:: THE DATA ::
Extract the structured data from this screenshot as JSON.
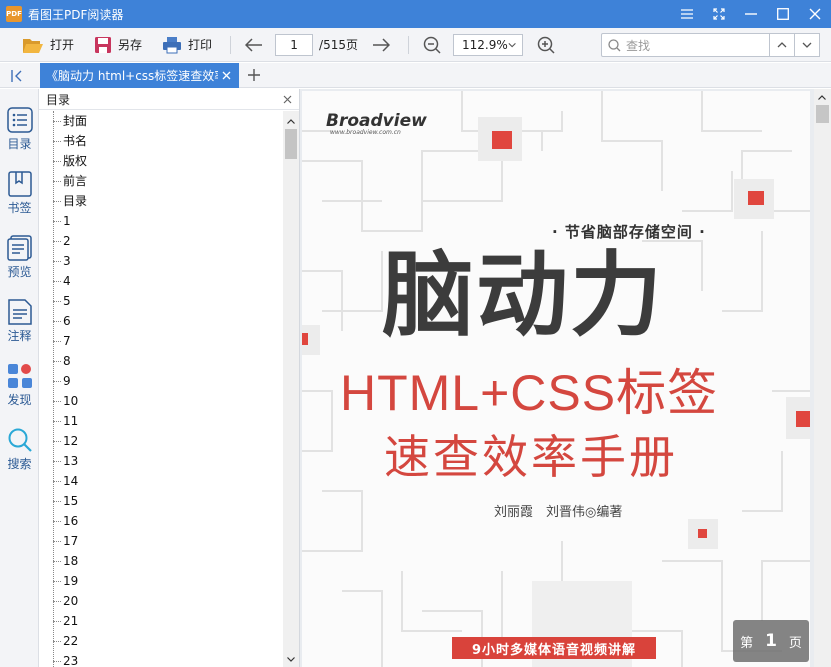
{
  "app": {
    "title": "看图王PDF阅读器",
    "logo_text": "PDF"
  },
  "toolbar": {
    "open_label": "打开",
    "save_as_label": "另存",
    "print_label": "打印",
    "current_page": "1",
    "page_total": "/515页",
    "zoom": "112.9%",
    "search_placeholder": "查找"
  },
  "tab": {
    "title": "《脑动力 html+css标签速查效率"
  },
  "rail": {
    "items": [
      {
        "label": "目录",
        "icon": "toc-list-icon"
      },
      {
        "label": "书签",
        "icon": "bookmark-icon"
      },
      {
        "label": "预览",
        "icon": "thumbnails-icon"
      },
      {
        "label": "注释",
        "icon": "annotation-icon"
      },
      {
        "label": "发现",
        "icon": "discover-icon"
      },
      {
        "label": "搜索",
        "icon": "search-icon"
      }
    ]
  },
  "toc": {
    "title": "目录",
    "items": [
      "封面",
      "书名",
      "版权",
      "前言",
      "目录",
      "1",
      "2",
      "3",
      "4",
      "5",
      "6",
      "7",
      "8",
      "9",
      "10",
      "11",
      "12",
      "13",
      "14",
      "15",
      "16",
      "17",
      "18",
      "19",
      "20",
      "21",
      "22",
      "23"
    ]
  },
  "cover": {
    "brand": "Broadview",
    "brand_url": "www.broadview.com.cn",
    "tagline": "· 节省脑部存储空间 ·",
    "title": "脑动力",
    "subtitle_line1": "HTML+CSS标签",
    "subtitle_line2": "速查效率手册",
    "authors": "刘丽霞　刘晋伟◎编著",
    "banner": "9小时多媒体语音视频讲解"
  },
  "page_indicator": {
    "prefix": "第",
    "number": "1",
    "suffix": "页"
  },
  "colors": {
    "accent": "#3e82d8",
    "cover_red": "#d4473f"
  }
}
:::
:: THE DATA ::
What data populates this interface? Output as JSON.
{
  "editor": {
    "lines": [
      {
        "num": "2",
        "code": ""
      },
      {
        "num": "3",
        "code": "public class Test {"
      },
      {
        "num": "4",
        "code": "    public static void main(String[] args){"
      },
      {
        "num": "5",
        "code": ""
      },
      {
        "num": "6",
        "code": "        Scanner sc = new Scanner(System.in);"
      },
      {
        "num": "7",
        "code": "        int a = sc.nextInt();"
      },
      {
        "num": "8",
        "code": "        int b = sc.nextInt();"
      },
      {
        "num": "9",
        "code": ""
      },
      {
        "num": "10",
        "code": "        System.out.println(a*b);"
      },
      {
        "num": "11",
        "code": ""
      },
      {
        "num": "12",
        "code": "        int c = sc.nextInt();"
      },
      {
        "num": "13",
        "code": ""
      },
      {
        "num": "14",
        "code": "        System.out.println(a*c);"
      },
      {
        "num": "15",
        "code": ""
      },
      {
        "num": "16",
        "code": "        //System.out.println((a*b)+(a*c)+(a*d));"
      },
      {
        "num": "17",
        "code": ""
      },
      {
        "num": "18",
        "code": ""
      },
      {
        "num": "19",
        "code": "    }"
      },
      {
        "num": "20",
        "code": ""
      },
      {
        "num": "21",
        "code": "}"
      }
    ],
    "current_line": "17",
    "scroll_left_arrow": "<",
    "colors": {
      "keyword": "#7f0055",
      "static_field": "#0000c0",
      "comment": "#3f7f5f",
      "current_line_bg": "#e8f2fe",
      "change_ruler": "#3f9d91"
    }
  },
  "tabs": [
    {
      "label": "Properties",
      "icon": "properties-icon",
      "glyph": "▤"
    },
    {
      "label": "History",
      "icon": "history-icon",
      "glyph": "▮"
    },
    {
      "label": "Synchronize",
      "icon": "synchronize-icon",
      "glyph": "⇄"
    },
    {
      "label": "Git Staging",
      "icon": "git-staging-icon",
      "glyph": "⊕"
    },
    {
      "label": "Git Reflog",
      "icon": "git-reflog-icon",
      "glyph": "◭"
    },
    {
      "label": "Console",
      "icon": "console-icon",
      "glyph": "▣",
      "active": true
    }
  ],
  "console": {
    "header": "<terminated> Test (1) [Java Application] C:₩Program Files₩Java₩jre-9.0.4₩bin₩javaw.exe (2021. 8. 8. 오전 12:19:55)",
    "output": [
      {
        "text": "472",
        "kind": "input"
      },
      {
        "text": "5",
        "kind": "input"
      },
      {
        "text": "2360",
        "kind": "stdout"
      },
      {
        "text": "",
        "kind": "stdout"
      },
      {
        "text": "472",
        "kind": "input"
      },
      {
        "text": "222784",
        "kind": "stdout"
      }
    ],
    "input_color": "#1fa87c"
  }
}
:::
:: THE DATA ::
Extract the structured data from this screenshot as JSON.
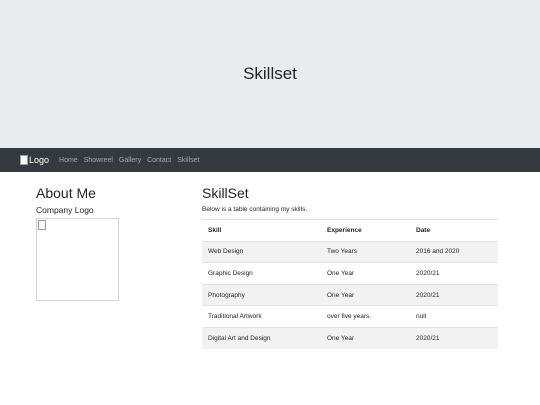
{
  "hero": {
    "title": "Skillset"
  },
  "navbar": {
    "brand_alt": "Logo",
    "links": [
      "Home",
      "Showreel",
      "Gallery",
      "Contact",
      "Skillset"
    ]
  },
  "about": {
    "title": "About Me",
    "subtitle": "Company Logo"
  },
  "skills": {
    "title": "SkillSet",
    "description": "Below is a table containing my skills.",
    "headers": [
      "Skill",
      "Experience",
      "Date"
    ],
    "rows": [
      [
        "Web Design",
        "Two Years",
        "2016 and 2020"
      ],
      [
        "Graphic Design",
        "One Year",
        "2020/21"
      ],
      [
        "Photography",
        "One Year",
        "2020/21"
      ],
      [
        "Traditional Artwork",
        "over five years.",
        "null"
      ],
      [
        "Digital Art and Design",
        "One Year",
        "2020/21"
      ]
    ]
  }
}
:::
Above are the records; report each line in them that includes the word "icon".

        "icon": "toc-list-icon"
        "icon": "bookmark-icon"
        "icon": "thumbnails-icon"
        "icon": "annotation-icon"
        "icon": "discover-icon"
        "icon": "search-icon"
      "icon": "properties-icon",
      "icon": "history-icon",
      "icon": "synchronize-icon",
      "icon": "git-staging-icon",
      "icon": "git-reflog-icon",
      "icon": "console-icon",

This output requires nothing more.